[Extracted data entries]
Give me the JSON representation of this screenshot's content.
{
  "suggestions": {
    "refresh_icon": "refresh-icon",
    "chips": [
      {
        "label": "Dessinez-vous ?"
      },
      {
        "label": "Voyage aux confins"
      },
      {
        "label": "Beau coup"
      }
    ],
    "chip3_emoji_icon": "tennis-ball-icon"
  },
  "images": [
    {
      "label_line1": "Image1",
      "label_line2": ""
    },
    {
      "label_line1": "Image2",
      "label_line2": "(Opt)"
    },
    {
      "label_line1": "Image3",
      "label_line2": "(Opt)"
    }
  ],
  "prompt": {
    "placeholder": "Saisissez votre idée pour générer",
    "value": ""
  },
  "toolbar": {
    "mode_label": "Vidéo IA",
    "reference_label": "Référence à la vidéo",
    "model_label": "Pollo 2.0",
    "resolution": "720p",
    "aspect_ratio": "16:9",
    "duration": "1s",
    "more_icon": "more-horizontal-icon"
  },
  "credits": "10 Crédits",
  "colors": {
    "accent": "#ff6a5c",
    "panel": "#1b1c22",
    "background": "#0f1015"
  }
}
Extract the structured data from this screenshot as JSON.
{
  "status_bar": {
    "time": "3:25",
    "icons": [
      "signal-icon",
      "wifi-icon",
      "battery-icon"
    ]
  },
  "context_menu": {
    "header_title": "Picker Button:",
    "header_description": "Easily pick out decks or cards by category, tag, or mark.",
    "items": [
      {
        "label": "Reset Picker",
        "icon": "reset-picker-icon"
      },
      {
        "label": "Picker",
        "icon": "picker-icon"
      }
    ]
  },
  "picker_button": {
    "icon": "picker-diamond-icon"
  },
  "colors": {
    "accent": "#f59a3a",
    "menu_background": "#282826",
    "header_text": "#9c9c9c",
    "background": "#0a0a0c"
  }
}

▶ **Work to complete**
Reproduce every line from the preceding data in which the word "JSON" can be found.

▶ **Exercise output**
Give me the JSON representation of this screenshot's content.
Extract the structured data from this screenshot as JSON.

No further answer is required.